■ **REQUIREMENT**
For each line below that includes the string "JSON", show the whole line.

- - - - -

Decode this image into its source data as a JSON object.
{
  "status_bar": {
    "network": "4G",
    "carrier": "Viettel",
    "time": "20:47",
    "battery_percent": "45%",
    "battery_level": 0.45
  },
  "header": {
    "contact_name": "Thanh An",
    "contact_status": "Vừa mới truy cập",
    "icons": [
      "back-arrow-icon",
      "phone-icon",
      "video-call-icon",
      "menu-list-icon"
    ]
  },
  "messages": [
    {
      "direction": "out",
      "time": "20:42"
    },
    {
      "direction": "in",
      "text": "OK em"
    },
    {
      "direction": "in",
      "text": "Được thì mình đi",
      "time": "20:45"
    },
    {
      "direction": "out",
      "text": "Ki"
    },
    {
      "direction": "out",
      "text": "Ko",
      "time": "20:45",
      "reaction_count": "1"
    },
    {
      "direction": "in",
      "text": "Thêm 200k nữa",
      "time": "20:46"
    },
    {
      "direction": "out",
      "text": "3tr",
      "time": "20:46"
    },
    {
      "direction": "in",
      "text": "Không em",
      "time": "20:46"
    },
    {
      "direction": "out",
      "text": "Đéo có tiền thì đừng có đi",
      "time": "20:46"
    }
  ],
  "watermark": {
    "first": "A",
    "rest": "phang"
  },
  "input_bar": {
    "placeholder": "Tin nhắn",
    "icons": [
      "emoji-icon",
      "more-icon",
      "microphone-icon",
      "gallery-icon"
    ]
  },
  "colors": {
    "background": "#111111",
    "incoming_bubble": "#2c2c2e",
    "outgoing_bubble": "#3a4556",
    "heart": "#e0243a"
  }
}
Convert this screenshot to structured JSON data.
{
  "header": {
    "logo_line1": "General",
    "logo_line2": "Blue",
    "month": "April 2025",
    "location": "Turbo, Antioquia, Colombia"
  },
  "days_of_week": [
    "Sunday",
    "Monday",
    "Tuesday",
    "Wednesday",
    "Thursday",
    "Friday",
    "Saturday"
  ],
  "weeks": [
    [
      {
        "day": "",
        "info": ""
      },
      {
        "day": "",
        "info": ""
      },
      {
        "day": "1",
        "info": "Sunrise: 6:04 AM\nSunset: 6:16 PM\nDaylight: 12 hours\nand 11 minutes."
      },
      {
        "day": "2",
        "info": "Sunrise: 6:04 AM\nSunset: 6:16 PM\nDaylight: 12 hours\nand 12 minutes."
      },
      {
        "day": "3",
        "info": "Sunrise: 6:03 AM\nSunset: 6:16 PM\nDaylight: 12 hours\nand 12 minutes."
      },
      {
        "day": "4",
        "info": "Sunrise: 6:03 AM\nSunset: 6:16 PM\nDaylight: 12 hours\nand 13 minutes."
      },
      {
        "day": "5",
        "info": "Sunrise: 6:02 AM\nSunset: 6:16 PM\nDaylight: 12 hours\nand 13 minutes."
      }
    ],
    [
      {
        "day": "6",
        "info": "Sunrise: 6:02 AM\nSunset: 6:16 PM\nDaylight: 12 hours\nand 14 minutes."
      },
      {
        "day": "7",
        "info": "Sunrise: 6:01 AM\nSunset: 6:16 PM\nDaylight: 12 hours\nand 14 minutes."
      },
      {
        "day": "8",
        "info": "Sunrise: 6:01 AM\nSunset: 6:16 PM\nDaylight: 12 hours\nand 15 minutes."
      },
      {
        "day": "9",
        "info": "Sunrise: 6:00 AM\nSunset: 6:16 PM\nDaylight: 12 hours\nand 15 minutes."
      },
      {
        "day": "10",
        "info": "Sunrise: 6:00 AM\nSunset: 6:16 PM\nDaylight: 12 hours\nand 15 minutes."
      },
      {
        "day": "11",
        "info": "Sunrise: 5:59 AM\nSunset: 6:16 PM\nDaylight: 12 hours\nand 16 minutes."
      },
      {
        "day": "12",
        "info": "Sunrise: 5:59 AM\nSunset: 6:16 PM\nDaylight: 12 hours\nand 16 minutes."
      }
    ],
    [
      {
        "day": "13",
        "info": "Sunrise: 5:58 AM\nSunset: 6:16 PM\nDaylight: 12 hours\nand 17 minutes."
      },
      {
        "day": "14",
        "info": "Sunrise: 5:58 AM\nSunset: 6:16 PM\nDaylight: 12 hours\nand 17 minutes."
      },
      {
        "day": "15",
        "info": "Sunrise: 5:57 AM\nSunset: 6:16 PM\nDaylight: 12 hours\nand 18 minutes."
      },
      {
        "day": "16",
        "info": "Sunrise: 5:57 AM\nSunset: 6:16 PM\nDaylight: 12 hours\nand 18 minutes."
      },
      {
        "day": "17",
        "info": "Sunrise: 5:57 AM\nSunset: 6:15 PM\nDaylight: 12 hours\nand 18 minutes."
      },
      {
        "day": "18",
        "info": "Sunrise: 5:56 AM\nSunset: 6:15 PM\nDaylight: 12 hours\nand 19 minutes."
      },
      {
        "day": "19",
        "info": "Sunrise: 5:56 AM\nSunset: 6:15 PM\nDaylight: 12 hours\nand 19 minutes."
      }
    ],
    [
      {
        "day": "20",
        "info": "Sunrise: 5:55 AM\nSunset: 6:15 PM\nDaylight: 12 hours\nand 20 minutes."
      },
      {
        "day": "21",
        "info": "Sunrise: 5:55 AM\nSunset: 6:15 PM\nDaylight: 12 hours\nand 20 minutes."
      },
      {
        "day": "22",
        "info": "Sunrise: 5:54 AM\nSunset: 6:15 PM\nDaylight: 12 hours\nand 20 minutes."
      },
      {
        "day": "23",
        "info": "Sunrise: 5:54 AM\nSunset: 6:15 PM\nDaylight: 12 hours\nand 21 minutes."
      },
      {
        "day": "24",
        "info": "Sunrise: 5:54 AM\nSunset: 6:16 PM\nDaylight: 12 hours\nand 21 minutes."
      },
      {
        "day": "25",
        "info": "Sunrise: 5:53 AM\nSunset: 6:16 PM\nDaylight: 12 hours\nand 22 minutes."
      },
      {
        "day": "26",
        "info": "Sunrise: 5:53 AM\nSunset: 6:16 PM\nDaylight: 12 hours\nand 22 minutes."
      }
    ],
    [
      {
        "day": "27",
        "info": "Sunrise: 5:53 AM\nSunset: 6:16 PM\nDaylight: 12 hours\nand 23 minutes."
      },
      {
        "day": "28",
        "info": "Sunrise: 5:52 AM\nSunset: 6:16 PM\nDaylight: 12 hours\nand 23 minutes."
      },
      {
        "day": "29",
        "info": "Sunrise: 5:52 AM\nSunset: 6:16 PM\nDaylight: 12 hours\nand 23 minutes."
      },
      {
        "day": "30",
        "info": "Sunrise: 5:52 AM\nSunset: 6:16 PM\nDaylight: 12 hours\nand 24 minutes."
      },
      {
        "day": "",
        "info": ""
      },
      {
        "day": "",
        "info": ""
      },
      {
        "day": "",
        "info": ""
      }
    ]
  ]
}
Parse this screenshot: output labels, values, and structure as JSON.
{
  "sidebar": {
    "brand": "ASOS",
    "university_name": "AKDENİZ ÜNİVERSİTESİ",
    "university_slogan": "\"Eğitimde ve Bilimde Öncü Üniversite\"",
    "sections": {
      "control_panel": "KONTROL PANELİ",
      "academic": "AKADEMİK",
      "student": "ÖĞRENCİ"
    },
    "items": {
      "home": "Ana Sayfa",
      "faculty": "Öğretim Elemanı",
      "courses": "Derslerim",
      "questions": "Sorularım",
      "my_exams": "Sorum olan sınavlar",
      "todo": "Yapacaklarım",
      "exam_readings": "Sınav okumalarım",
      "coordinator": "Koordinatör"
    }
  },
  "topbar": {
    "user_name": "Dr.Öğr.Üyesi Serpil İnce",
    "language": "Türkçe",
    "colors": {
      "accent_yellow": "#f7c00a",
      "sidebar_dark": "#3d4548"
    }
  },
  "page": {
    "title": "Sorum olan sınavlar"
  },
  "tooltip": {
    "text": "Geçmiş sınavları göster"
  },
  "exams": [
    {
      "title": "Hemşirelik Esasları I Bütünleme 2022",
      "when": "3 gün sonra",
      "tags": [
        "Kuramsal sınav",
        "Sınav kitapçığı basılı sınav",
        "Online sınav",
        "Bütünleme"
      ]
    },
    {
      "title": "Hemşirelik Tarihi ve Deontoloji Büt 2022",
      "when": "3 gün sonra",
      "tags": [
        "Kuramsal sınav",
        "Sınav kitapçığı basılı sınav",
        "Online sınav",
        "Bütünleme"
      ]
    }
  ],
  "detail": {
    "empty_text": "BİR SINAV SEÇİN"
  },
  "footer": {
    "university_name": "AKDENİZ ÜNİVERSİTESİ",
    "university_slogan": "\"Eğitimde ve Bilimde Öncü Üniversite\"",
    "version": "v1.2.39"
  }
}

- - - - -

■ **OUTPUT FOR THIS TASK**
Decode this image into its source data as a JSON object.
Convert this screenshot to structured JSON data.
Parse this screenshot: output labels, values, and structure as JSON.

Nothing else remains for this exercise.